James K. Tan
Political Culture revolves around interaction and exchange – words, gestures, consent and obedience – and recent scholarship out of Germany has made great headway in exploring the cognitive and communicative aspects of such transactions. Missing from this research, however, has been an economic focus. The immateriality of Roman politics as conceived by recent German scholars stands in stark contrast to the tendency of American sociologists to emphasize economic resources in what have become known as “political economies.” By bringing together the German model of communicative exchange with recent research on the politics of economic exchange, this paper offers one model for bridging the all-too-wide gap between Roman political history and Roman economic history.
Recent German studies of Roman political culture have tended to share two features: a focus on the conceptual foundation of political experience at Rome, and a synchronic assertion of stability across the middle Republican period (most notably Hölkeskamp 2010). This paper, however, argues that a full understanding of Roman political culture cannot escape the reality that political concepts exist alongside the exchange of economic resources and that the nature of that interaction necessarily changed in light of the economic transformations brought about by successful military expansion. The core argument is that the position of Roman citizens – their relative bargaining power – was progressively eroded by the influx of new provincial revenues. This was because Roman leaders required the consent of Roman taxpayers in the early stages of expansion, since there was no other source of funding for the wars which the aristocracy was determined to wage. After the cancellation of tributum (the war tax) in 166, however, Rome’s leaders could make whatever decisions they liked, safe in the knowledge that the treasury, with or without broad support among the citizens, would be able to finance any plan they devised. The aristocracy now controlled the finances. Instead of leaders needing to placate the taxpayers, therefore, the voters now needed to ingratiate themselves with the elite in order to gain access to the vast wealth on offer from empire.
To make the case, it will be useful to look at how collective decisions were made when truly expensive policies were at hand. In the First Punic War, the Second Punic War and perhaps at the outset of the Second Macedonian War, decisions about declaring war or changing strategy appear to have been much more consultative than they would be in the Late Republic. Assemblies, according to the model used here, were called in the third century because leaders needed the commitment of the taxpayers. In the late Republic, however, few such monumental decisions are brought before the people, and when they are, they are the result of political manoeuvring and the splits within the elite. Without citizens footing the bills for policy, the elite had less reason to consult with the assemblies. This solidifies the rule of the elite and weakens the hand of the voters.

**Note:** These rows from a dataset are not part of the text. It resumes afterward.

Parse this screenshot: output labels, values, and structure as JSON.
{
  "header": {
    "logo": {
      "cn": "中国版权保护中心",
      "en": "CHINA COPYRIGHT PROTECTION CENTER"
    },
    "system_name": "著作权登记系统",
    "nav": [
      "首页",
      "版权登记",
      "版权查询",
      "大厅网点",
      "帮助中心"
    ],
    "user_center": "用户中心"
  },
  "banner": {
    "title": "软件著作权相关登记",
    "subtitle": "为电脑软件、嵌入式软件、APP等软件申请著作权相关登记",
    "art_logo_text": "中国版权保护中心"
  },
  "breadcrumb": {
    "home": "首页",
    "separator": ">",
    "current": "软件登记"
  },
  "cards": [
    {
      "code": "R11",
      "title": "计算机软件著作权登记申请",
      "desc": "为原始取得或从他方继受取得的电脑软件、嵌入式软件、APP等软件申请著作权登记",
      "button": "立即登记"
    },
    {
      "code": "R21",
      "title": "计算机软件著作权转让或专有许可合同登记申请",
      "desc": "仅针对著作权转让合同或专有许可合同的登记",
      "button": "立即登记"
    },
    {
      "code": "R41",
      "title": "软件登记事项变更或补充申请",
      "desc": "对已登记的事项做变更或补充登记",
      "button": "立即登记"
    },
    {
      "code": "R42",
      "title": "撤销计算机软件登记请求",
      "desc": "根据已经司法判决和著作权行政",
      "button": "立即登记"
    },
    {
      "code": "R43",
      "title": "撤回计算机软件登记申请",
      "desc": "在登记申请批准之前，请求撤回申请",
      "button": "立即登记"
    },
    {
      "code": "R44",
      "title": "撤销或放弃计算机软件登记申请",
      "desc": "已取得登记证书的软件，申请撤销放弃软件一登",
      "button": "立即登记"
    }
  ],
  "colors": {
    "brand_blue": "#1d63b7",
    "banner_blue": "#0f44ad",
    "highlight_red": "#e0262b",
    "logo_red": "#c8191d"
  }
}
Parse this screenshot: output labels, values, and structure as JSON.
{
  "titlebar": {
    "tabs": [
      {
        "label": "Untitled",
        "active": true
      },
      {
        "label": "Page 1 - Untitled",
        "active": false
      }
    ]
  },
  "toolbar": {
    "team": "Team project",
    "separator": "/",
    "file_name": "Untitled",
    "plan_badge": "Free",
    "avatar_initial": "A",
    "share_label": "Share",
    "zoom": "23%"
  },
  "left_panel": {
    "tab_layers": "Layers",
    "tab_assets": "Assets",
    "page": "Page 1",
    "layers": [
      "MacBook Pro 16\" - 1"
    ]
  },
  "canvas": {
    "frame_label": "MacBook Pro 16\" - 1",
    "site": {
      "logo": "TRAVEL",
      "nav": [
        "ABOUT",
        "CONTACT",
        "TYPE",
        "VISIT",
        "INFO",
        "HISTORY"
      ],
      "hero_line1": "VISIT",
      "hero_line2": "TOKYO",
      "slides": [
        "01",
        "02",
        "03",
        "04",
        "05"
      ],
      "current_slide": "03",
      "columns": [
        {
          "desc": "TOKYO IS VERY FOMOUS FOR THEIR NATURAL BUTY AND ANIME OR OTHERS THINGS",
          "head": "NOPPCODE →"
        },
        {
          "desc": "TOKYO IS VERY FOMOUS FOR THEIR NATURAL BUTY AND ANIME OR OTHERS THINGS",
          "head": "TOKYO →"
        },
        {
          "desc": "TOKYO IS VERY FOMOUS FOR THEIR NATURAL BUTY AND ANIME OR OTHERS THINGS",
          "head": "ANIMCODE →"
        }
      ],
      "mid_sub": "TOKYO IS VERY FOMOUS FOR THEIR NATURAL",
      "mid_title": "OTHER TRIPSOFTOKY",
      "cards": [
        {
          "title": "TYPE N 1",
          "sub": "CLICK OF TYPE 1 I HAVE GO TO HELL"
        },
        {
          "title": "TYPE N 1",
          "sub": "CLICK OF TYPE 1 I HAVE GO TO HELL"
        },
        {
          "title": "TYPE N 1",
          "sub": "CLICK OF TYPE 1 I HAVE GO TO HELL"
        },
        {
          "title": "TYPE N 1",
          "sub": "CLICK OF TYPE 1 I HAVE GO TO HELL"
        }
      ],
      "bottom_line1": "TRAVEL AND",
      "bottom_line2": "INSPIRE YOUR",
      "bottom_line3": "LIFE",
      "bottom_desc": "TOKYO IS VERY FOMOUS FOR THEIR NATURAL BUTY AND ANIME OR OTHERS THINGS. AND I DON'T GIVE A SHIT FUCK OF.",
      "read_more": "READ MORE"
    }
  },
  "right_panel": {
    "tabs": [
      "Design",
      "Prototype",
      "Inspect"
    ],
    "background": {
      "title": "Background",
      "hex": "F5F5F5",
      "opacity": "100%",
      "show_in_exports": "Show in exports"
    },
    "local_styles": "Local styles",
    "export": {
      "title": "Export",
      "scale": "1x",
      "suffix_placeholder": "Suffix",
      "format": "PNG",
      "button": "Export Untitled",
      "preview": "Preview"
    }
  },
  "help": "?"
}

Only rarely do citizen bodies escape taxation en masse – those in modern oil states are the obvious examples – but it is a questionable privilege. Without paying the state’s bills, Roman citizens had less with which to bargain. The tables turned. The elite, so successful in capturing the wars’ profits, could now dictate terms for sharing their enormous wealth, and the masses were forced to offer what they could in order to win a share of the riches. All they had to offer was loyalty in political battles, and military service. It was a dangerous recipe, and one that reminds students that, although concepts and values stressed by recent German scholarship are important, they existed alongside very real and very pressing economic concerns.
Thinking through Recent German Scholarship on the Roman Republic